→ **WHAT IS NEEDED**
Gather each line of the records where "nData" appears.

(Records from a data source)
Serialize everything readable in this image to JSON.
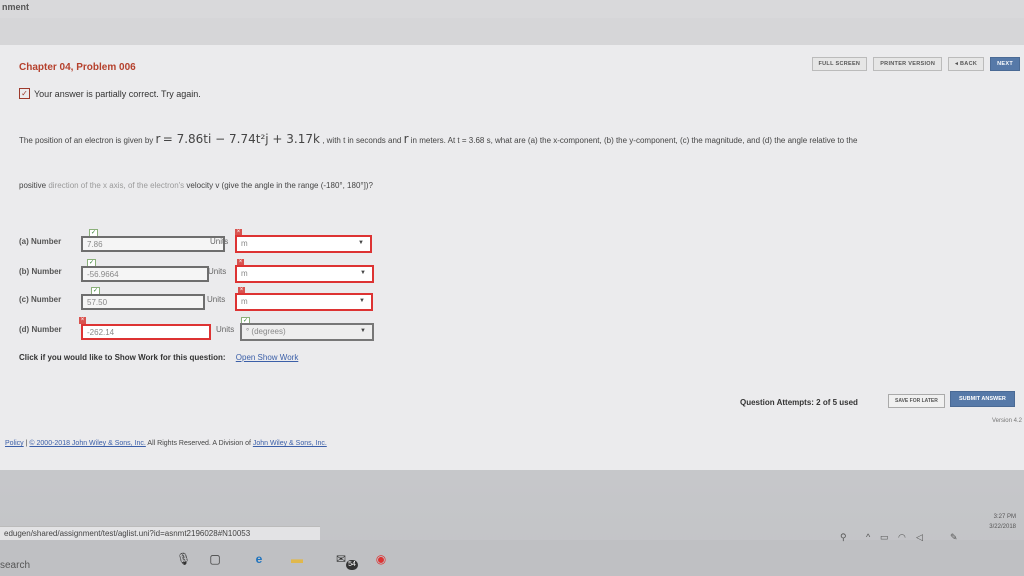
{
  "window": {
    "title_fragment": "nment"
  },
  "toolbar": {
    "fullscreen_label": "FULL SCREEN",
    "printer_label": "PRINTER VERSION",
    "back_label": "◂ BACK",
    "next_label": "NEXT"
  },
  "problem": {
    "title": "Chapter 04, Problem 006",
    "status": "Your answer is partially correct.  Try again.",
    "text_part1": "The position of an electron is given by",
    "r_symbol": "r",
    "equation": "= 7.86ti − 7.74t²j + 3.17k",
    "text_part2": ", with t in seconds and",
    "text_part3": "in meters. At t = 3.68 s, what are (a) the x-component, (b) the y-component, (c) the magnitude, and (d) the angle relative to the",
    "text_line2_start": "positive",
    "text_line2_faint": " direction of the x axis, of the electron's",
    "text_line2_end": " velocity",
    "v_symbol": "v",
    "text_line2_tail": "(give the angle in the range (-180°, 180°])?"
  },
  "answers": [
    {
      "label": "(a) Number",
      "value": "7.86",
      "units_label": "Units",
      "unit": "m"
    },
    {
      "label": "(b) Number",
      "value": "-56.9664",
      "units_label": "Units",
      "unit": "m"
    },
    {
      "label": "(c) Number",
      "value": "57.50",
      "units_label": "Units",
      "unit": "m"
    },
    {
      "label": "(d) Number",
      "value": "-262.14",
      "units_label": "Units",
      "unit": "° (degrees)"
    }
  ],
  "showwork": {
    "prompt": "Click if you would like to Show Work for this question:",
    "link": "Open Show Work"
  },
  "submission": {
    "attempts": "Question Attempts: 2 of 5 used",
    "save_label": "SAVE FOR LATER",
    "submit_label": "SUBMIT ANSWER",
    "version": "Version 4.2"
  },
  "footer": {
    "policy": "Policy",
    "sep": " | ",
    "copyright_link": "© 2000-2018 John Wiley & Sons, Inc.",
    "rights": " All Rights Reserved. A Division of ",
    "division_link": "John Wiley & Sons, Inc."
  },
  "statusbar": {
    "url": "edugen/shared/assignment/test/aglist.uni?id=asnmt2196028#N10053"
  },
  "taskbar": {
    "search_label": "search",
    "badge": "54",
    "time": "3:27 PM",
    "date": "3/22/2018"
  }
}
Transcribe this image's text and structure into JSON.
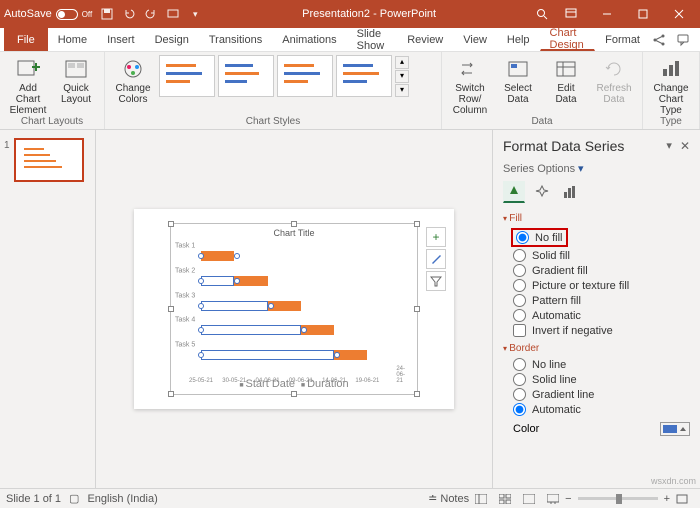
{
  "titlebar": {
    "autosave_label": "AutoSave",
    "autosave_state": "Off",
    "title": "Presentation2 - PowerPoint"
  },
  "menu": {
    "file": "File",
    "tabs": [
      "Home",
      "Insert",
      "Design",
      "Transitions",
      "Animations",
      "Slide Show",
      "Review",
      "View",
      "Help",
      "Chart Design",
      "Format"
    ],
    "active": "Chart Design"
  },
  "ribbon": {
    "add_chart_element": "Add Chart\nElement",
    "quick_layout": "Quick\nLayout",
    "change_colors": "Change\nColors",
    "switch_row_col": "Switch Row/\nColumn",
    "select_data": "Select\nData",
    "edit_data": "Edit\nData",
    "refresh_data": "Refresh\nData",
    "change_chart_type": "Change\nChart Type",
    "groups": {
      "layouts": "Chart Layouts",
      "styles": "Chart Styles",
      "data": "Data",
      "type": "Type"
    }
  },
  "slide": {
    "chart_title": "Chart Title",
    "y_labels": [
      "Task 1",
      "Task 2",
      "Task 3",
      "Task 4",
      "Task 5"
    ],
    "x_labels": [
      "25-05-21",
      "30-05-21",
      "04-06-21",
      "09-06-21",
      "14-06-21",
      "19-06-21",
      "24-06-21"
    ],
    "legend_start": "Start Date",
    "legend_dur": "Duration"
  },
  "chart_data": {
    "type": "bar",
    "orientation": "horizontal",
    "stacked": true,
    "title": "Chart Title",
    "categories": [
      "Task 1",
      "Task 2",
      "Task 3",
      "Task 4",
      "Task 5"
    ],
    "series": [
      {
        "name": "Start Date",
        "values": [
          "25-05-21",
          "30-05-21",
          "04-06-21",
          "09-06-21",
          "14-06-21"
        ],
        "fill": "none"
      },
      {
        "name": "Duration",
        "values": [
          5,
          5,
          5,
          5,
          5
        ]
      }
    ],
    "xlabel": "",
    "ylabel": "",
    "x_ticks": [
      "25-05-21",
      "30-05-21",
      "04-06-21",
      "09-06-21",
      "14-06-21",
      "19-06-21",
      "24-06-21"
    ]
  },
  "pane": {
    "title": "Format Data Series",
    "subtitle": "Series Options",
    "fill": {
      "heading": "Fill",
      "options": [
        "No fill",
        "Solid fill",
        "Gradient fill",
        "Picture or texture fill",
        "Pattern fill",
        "Automatic"
      ],
      "selected": "No fill",
      "invert": "Invert if negative"
    },
    "border": {
      "heading": "Border",
      "options": [
        "No line",
        "Solid line",
        "Gradient line",
        "Automatic"
      ],
      "selected": "Automatic",
      "color_label": "Color"
    }
  },
  "status": {
    "slide": "Slide 1 of 1",
    "lang": "English (India)",
    "notes": "Notes"
  },
  "watermark": "wsxdn.com"
}
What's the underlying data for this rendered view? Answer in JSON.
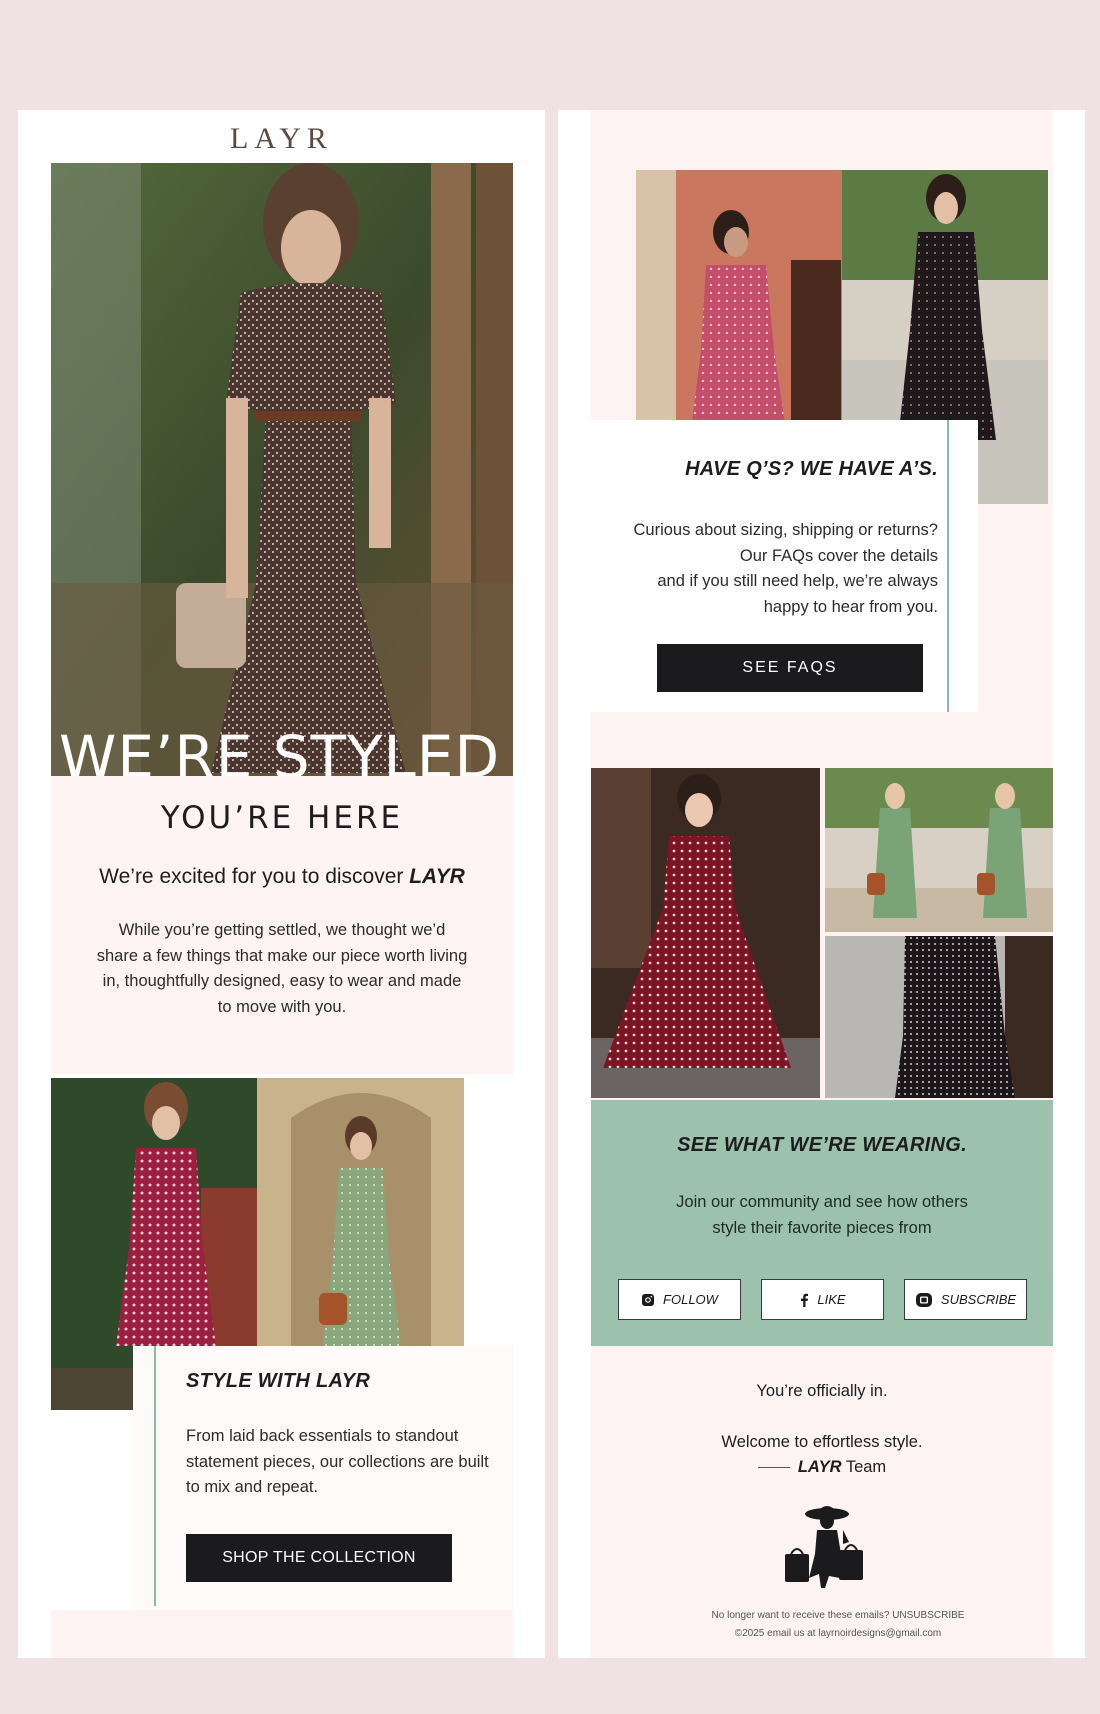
{
  "colors": {
    "background": "#efe1e4",
    "panel": "#ffffff",
    "blush": "#fdf3f3",
    "sage_green": "#9cc1ad",
    "accent_line": "#8ab9a8",
    "button_dark": "#1b1b1d"
  },
  "left": {
    "logo": "LAYR",
    "hero_overlay": "WE’RE STYLED",
    "heading": "YOU’RE HERE",
    "subhead_prefix": "We’re excited for you to discover ",
    "subhead_brand": "LAYR",
    "intro_lines": [
      "While you’re getting settled, we thought we’d",
      "share a few things that make our piece worth living",
      "in, thoughtfully designed, easy to wear and made",
      "to move with you."
    ],
    "style_title": "STYLE WITH LAYR",
    "style_lines": [
      "From laid back essentials to standout",
      "statement pieces, our collections are built",
      "to mix and repeat."
    ],
    "shop_button": "SHOP THE COLLECTION"
  },
  "right": {
    "faq_title": "HAVE Q’S?  WE HAVE A’S.",
    "faq_lines": [
      "Curious about sizing, shipping or returns?",
      "Our FAQs cover the details",
      "and if you still need help, we’re always",
      "happy to hear from you."
    ],
    "faq_button": "SEE FAQS",
    "wearing_title": "SEE WHAT WE’RE WEARING.",
    "wearing_lines": [
      "Join our community and see how others",
      "style their favorite pieces from"
    ],
    "social": [
      {
        "label": "FOLLOW",
        "icon": "instagram-icon"
      },
      {
        "label": "LIKE",
        "icon": "facebook-icon"
      },
      {
        "label": "SUBSCRIBE",
        "icon": "youtube-icon"
      }
    ],
    "closing_1": "You’re officially in.",
    "closing_2": "Welcome to effortless style.",
    "signature_brand": "LAYR",
    "signature_team": " Team",
    "footer_unsub": "No longer want to receive these emails? UNSUBSCRIBE",
    "footer_copy": "©2025 email us at layrnoirdesigns@gmail.com"
  }
}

→ **FINISHED EXERCISE**
    "select_data": "Select\nData",
    "edit_data": "Edit\nData",
    "refresh_data": "Refresh\nData",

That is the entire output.